(Records from a data source)

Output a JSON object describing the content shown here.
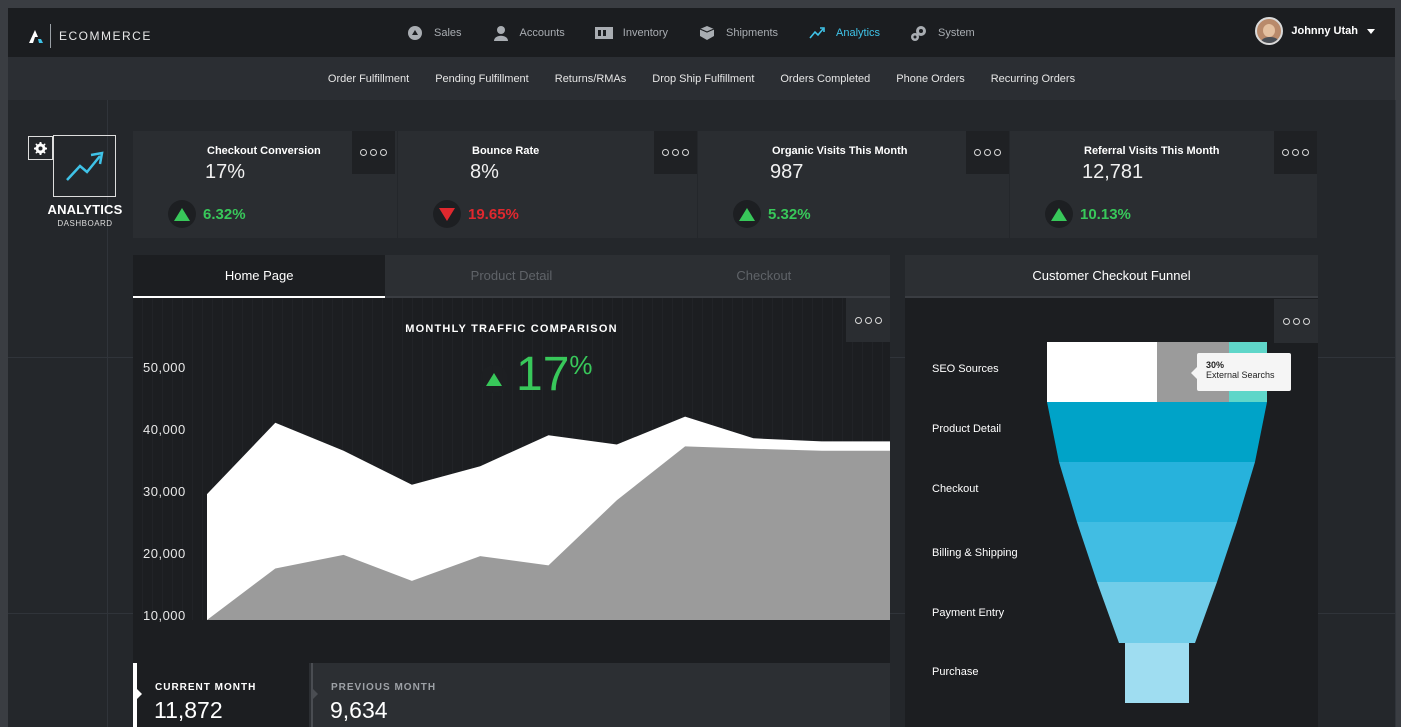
{
  "brand": {
    "name": "ECOMMERCE"
  },
  "nav": {
    "items": [
      {
        "label": "Sales",
        "icon": "sales-icon",
        "active": false
      },
      {
        "label": "Accounts",
        "icon": "accounts-icon",
        "active": false
      },
      {
        "label": "Inventory",
        "icon": "inventory-icon",
        "active": false
      },
      {
        "label": "Shipments",
        "icon": "shipments-icon",
        "active": false
      },
      {
        "label": "Analytics",
        "icon": "analytics-icon",
        "active": true
      },
      {
        "label": "System",
        "icon": "system-icon",
        "active": false
      }
    ],
    "active_color": "#3fc3e8"
  },
  "user": {
    "name": "Johnny Utah"
  },
  "subnav": {
    "items": [
      "Order Fulfillment",
      "Pending Fulfillment",
      "Returns/RMAs",
      "Drop Ship Fulfillment",
      "Orders Completed",
      "Phone Orders",
      "Recurring Orders"
    ]
  },
  "dashboard": {
    "title": "ANALYTICS",
    "subtitle": "DASHBOARD"
  },
  "kpis": [
    {
      "title": "Checkout Conversion",
      "value": "17%",
      "change": "6.32%",
      "direction": "up"
    },
    {
      "title": "Bounce Rate",
      "value": "8%",
      "change": "19.65%",
      "direction": "down"
    },
    {
      "title": "Organic Visits This Month",
      "value": "987",
      "change": "5.32%",
      "direction": "up"
    },
    {
      "title": "Referral Visits This Month",
      "value": "12,781",
      "change": "10.13%",
      "direction": "up"
    }
  ],
  "colors": {
    "up": "#38c85a",
    "down": "#e0282e"
  },
  "tabs": [
    {
      "label": "Home Page",
      "active": true
    },
    {
      "label": "Product Detail",
      "active": false
    },
    {
      "label": "Checkout",
      "active": false
    }
  ],
  "traffic": {
    "title": "MONTHLY TRAFFIC COMPARISON",
    "percent": "17",
    "percent_symbol": "%",
    "current_label": "CURRENT MONTH",
    "current_value": "11,872",
    "previous_label": "PREVIOUS MONTH",
    "previous_value": "9,634"
  },
  "chart_data": {
    "type": "area",
    "title": "MONTHLY TRAFFIC COMPARISON",
    "ylim": [
      0,
      50000
    ],
    "yticks": [
      "50,000",
      "40,000",
      "30,000",
      "20,000",
      "10,000"
    ],
    "ytick_values": [
      50000,
      40000,
      30000,
      20000,
      10000
    ],
    "x": [
      0,
      1,
      2,
      3,
      4,
      5,
      6,
      7,
      8,
      9,
      10
    ],
    "series": [
      {
        "values": [
          29500,
          41000,
          36500,
          31000,
          34000,
          39000,
          37500,
          42000,
          38500,
          38000,
          38000
        ],
        "color": "#ffffff"
      },
      {
        "values": [
          2200,
          17500,
          19700,
          15500,
          19500,
          18000,
          28500,
          37200,
          36800,
          36500,
          36500
        ],
        "color": "#9b9b9b"
      }
    ]
  },
  "funnel": {
    "title": "Customer Checkout Funnel",
    "stages": [
      "SEO Sources",
      "Product Detail",
      "Checkout",
      "Billing & Shipping",
      "Payment Entry",
      "Purchase"
    ],
    "tooltip_pct": "30%",
    "tooltip_label": "External Searchs",
    "colors": [
      "#ffffff",
      "#00a3c8",
      "#27b2dc",
      "#41bde3",
      "#71cde9",
      "#9fddf1"
    ]
  }
}
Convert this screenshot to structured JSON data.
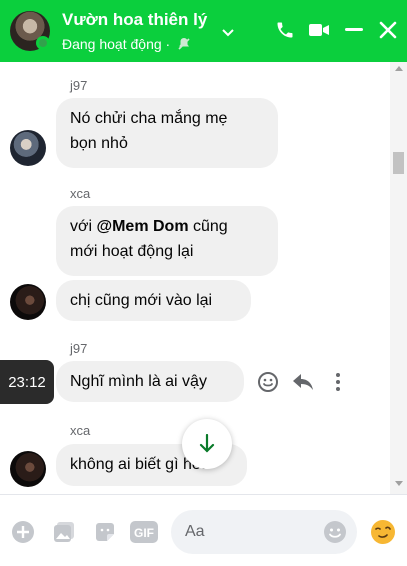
{
  "header": {
    "title": "Vườn hoa thiên lý",
    "status": "Đang hoạt động ·",
    "bg_color": "#0bcf3d"
  },
  "messages": [
    {
      "sender": "j97",
      "text": "Nó chửi cha mắng mẹ",
      "text2": "bọn nhỏ"
    },
    {
      "sender": "xca",
      "text_pre": "với ",
      "mention": "@Mem Dom",
      "text_post": " cũng",
      "text2": "mới hoạt động lại"
    },
    {
      "text": "chị cũng mới vào lại"
    },
    {
      "sender": "j97",
      "text": "Nghĩ mình là ai vậy"
    },
    {
      "sender": "xca",
      "text": "không ai biết gì hết"
    }
  ],
  "hover": {
    "timestamp": "23:12"
  },
  "composer": {
    "placeholder": "Aa",
    "value": ""
  },
  "icons": {
    "header": [
      "chevron-down-icon",
      "phone-icon",
      "video-icon",
      "minimize-icon",
      "close-icon"
    ],
    "actions": [
      "react-icon",
      "reply-icon",
      "more-icon"
    ],
    "composer": [
      "plus-icon",
      "gallery-icon",
      "sticker-icon",
      "gif-icon",
      "emoji-icon",
      "quick-reaction-icon"
    ]
  }
}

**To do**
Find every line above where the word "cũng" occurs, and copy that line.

**Solved exercise**
      "text_post": " cũng",
      "text": "chị cũng mới vào lại"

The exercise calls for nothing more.